The Learning Studio


Most universities continue to follow a blueprint introduced in 1910, which called for two years of in-depth study of the basic sciences followed by two years of clinical experience. A cookie-cutter approach, it means that students spend two years sitting through long lectures and regurgitating facts on tests, followed by the shock treatment in their third year of suddenly dealing with patients in a hospital ward.

“It’s become pretty clear in the last couple of decades that this is probably not the best way to learn something as complex as medicine,” says Randolph Canterbury, the medical school’s senior associate dean for education. “The idea that physicians ought to learn the facts of all these various disciplines—anatomy, physiology, biochemistry and so forth—to the depth that we once thought they should doesn’t make much sense.”

About half of all medical knowledge becomes obsolete every five years. Every 15 years, the world’s body of scientific literature doubles. The pace of change has only accelerated. “The half-life of what I learned in medical school was much longer than what it is today,” adds Canterbury, a professor of psychiatric medicine and internal medicine.

Huh. Who knew? Oh yeah.

So what happens

Articles of Management for Catholic Secondary Schools


1.  In these articles, unless the context otherwise requires, the following words or expressions have the meaning hereby assigned to them respectively: “The School” means the Secondary School referred to in the first Schedule hereto. “Institute” means the Religious Institute or Congregation referred to in the said first schedule hereto, “The Trustees” means the major religious superiors (or such person or persons as may be duly authorised by him or her to act on behalf of such Major Superior) of the aforesaid Religious Institute or Congregation, and in the case of a Diocesan School, the Roman Catholic Archbishop or Bishop, as the case may be, of the Diocese in which the school is situated.

“The Archbishop” or the “Bishop” means the person for the time being holding in accordance with the Canon Law of the Roman Catholic Church the office of Archbishop or Bishop of . . ., and during any vacancy in such Diocese, the person or persons who according to the regulations and practice of the Roman Catholic Church is or are for the time being entitled to exercise ecclesiastical jurisdiction as Ordinary

Choosing a secondary school: a teacher’s guide for parents


Choosing a secondary is something of an illusion. In much of the country, there aren’t a huge number within a convenient distance of our homes, and when the various religious schools for whom your child is an inadmissible heretic are stripped out, there may be only one candidate left anyway. Even in urban areas, where there are more schools to choose from, that choice is not all it seems. Nearly all schools use proximity in their admissions policy, so whether you get the school you want rather depends on how many other people with children of the same age live between you and its front gates.

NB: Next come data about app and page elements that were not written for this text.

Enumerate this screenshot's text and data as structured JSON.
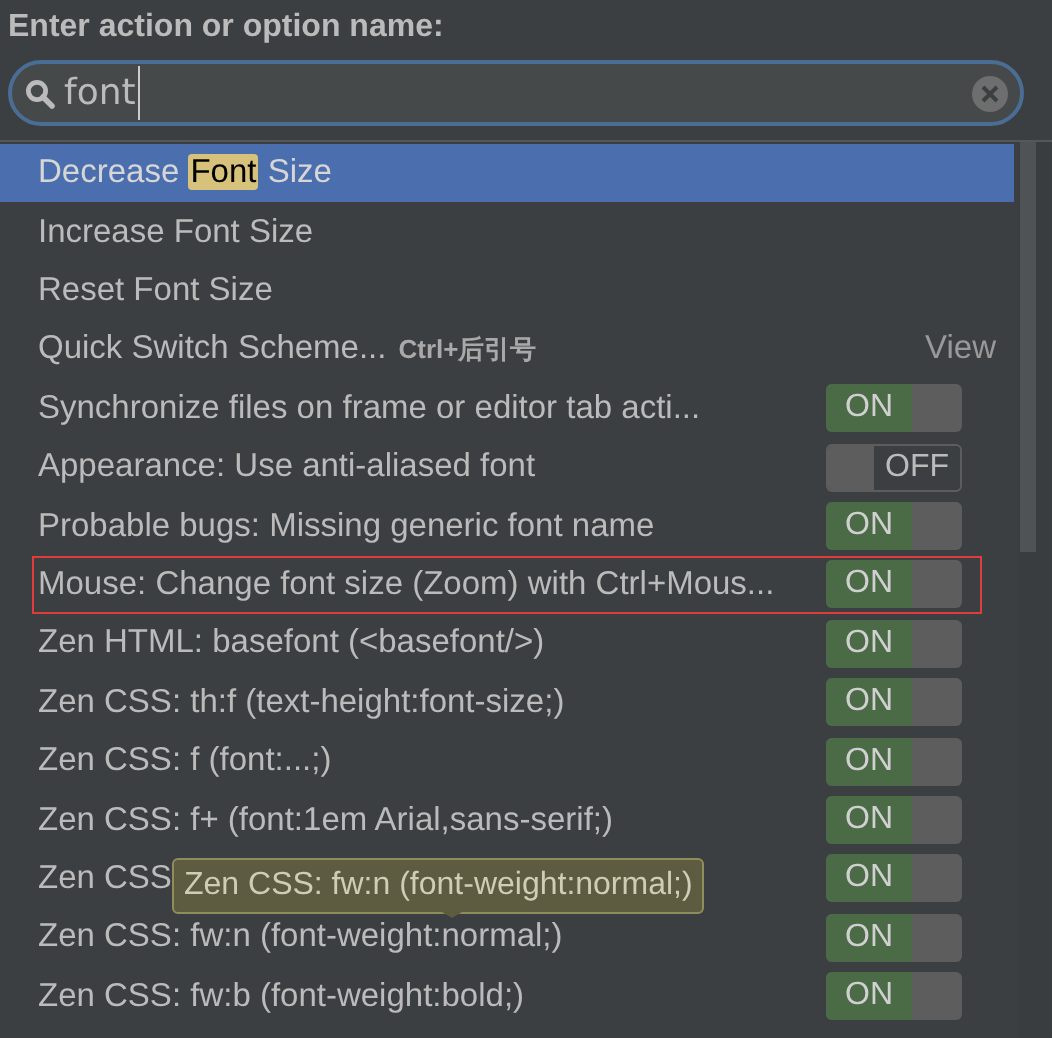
{
  "prompt": "Enter action or option name:",
  "search": {
    "value": "font"
  },
  "items": [
    {
      "kind": "action",
      "selected": true,
      "segments": [
        {
          "text": "Decrease ",
          "highlight": false
        },
        {
          "text": "Font",
          "highlight": true
        },
        {
          "text": " Size",
          "highlight": false
        }
      ]
    },
    {
      "kind": "action",
      "selected": false,
      "segments": [
        {
          "text": "Increase Font Size",
          "highlight": false
        }
      ]
    },
    {
      "kind": "action",
      "selected": false,
      "segments": [
        {
          "text": "Reset Font Size",
          "highlight": false
        }
      ]
    },
    {
      "kind": "action",
      "selected": false,
      "segments": [
        {
          "text": "Quick Switch Scheme...",
          "highlight": false
        }
      ],
      "shortcut": "Ctrl+后引号",
      "group": "View"
    },
    {
      "kind": "toggle",
      "selected": false,
      "on": true,
      "switch_text": "ON",
      "label": "Synchronize files on frame or editor tab acti..."
    },
    {
      "kind": "toggle",
      "selected": false,
      "on": false,
      "switch_text": "OFF",
      "label": "Appearance: Use anti-aliased font"
    },
    {
      "kind": "toggle",
      "selected": false,
      "on": true,
      "switch_text": "ON",
      "label": "Probable bugs: Missing generic font name"
    },
    {
      "kind": "toggle",
      "selected": false,
      "on": true,
      "switch_text": "ON",
      "outlined": true,
      "label": "Mouse: Change font size (Zoom) with Ctrl+Mous..."
    },
    {
      "kind": "toggle",
      "selected": false,
      "on": true,
      "switch_text": "ON",
      "label": "Zen HTML: basefont (<basefont/>)"
    },
    {
      "kind": "toggle",
      "selected": false,
      "on": true,
      "switch_text": "ON",
      "label": "Zen CSS: th:f (text-height:font-size;)"
    },
    {
      "kind": "toggle",
      "selected": false,
      "on": true,
      "switch_text": "ON",
      "label": "Zen CSS: f (font:...;)"
    },
    {
      "kind": "toggle",
      "selected": false,
      "on": true,
      "switch_text": "ON",
      "label": "Zen CSS: f+ (font:1em Arial,sans-serif;)"
    },
    {
      "kind": "toggle",
      "selected": false,
      "on": true,
      "switch_text": "ON",
      "label": "Zen CSS"
    },
    {
      "kind": "toggle",
      "selected": false,
      "on": true,
      "switch_text": "ON",
      "label": "Zen CSS: fw:n (font-weight:normal;)"
    },
    {
      "kind": "toggle",
      "selected": false,
      "on": true,
      "switch_text": "ON",
      "label": "Zen CSS: fw:b (font-weight:bold;)"
    }
  ],
  "tooltip": "Zen CSS: fw:n (font-weight:normal;)"
}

Nevertheless, parents can certainly worry about the order in which to place their preferences when the dreaded form lands on the mat.

Ironically, the arrival of an education “marketplace” has done little to clarify choices, and much to obscure them. Schools have become adept at marketing, with glossy brochures, websites and adverts in local papers. The relationship between promotional material and reality is not always close. More than one teacher has found themselves gazing on the angelic